*WORK INSTRUCTION*.
In the listing below, count each line that contains "days". The reply is that count and nothing else.

*DATA EXCERPTS*.
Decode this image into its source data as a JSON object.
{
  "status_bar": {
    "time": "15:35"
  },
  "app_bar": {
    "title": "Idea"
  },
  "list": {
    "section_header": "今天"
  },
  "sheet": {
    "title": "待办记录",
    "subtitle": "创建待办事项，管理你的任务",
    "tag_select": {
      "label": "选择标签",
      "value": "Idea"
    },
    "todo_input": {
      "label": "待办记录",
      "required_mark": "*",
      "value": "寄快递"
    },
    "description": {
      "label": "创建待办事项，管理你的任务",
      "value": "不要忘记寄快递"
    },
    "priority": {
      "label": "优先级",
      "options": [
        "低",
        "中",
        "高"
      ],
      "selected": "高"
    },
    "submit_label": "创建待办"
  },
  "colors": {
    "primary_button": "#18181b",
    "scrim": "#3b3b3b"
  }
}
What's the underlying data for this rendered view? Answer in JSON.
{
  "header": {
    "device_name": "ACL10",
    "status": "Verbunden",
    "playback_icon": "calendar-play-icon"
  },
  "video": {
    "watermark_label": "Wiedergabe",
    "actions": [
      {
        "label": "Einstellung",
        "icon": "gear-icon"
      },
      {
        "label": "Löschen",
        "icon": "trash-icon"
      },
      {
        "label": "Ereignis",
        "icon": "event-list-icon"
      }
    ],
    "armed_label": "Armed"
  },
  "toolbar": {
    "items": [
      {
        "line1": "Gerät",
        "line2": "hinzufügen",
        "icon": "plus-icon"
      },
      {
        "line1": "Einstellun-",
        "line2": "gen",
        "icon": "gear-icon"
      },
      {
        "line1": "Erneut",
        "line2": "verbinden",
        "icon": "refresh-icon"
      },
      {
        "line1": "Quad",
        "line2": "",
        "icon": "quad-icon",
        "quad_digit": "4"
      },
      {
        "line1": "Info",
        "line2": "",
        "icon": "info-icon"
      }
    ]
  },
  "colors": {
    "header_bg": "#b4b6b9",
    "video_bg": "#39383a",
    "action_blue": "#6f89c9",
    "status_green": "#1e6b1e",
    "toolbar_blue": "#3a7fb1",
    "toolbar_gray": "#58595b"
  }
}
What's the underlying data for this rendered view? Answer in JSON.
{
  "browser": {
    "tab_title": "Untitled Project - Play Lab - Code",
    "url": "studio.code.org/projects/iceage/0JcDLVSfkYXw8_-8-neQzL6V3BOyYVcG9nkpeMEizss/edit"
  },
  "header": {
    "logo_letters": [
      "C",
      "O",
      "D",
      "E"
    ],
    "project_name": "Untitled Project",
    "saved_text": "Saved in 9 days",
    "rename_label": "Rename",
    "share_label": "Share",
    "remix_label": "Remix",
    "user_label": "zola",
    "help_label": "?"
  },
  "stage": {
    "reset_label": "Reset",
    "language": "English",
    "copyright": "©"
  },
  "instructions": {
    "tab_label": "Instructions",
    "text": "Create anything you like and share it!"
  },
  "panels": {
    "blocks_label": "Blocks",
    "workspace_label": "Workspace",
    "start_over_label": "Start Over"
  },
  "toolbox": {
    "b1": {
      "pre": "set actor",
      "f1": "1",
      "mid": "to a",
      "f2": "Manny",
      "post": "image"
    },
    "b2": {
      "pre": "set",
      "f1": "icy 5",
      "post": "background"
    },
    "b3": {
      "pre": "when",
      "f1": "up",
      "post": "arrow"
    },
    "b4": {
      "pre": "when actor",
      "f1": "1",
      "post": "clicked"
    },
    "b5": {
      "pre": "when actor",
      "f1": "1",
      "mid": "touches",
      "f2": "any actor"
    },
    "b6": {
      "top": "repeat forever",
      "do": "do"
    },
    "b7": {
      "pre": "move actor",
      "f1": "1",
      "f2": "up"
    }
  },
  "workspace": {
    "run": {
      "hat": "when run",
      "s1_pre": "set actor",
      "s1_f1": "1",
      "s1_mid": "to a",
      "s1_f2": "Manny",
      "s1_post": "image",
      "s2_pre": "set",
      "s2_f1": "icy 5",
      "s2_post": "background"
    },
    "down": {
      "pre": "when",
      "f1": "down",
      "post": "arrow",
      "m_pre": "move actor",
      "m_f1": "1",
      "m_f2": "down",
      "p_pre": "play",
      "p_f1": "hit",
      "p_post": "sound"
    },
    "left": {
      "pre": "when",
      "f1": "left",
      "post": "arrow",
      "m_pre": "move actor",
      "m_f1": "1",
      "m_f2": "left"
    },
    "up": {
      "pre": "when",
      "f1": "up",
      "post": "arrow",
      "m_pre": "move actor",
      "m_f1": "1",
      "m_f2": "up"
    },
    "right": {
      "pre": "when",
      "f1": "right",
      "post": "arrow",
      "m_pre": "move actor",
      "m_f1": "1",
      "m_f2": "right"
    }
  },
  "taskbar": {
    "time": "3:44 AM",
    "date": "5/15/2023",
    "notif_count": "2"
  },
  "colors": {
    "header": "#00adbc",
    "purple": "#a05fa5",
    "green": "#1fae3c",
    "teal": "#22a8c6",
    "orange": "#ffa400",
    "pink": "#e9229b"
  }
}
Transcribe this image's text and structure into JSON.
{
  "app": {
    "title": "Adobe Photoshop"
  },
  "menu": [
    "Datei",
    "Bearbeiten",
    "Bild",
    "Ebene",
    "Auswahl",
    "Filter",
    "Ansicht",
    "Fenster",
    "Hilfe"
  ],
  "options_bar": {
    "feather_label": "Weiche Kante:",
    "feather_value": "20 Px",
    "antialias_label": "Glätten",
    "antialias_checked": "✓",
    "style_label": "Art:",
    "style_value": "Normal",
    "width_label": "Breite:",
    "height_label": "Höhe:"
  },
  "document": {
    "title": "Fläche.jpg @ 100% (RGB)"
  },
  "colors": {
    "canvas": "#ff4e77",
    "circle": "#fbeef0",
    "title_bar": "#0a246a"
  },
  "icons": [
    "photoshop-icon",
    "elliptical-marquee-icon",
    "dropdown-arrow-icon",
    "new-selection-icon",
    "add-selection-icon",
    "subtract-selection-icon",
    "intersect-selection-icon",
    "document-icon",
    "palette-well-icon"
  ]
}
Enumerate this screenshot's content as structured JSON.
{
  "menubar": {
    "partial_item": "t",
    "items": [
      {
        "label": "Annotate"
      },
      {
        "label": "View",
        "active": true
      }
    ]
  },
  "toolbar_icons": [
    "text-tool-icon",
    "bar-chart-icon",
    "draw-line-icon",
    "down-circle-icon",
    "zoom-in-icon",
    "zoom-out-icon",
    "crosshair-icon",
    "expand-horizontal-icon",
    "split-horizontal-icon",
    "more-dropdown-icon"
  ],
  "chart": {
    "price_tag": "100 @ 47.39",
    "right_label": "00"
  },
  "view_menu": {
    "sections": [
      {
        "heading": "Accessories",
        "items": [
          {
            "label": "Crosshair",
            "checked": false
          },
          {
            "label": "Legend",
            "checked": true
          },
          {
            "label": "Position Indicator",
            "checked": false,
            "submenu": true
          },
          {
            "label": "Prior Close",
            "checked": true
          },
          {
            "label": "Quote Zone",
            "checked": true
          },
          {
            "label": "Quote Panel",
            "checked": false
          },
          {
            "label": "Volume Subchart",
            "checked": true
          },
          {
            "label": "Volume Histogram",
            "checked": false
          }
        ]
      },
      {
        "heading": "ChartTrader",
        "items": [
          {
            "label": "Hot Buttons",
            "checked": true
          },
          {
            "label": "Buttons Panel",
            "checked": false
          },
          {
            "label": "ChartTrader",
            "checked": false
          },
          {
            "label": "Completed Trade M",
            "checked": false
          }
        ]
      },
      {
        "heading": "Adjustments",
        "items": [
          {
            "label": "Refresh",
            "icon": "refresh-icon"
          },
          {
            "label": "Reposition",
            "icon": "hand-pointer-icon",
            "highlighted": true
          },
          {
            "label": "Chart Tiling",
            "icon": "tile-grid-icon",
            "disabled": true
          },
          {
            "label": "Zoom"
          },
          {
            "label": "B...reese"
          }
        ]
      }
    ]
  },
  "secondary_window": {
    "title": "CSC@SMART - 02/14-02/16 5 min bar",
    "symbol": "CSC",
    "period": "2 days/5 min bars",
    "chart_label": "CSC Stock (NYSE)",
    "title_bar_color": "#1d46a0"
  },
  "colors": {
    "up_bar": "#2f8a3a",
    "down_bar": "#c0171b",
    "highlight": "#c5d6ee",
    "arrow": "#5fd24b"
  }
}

*RESULT FOR THIS EXERCISE*.
2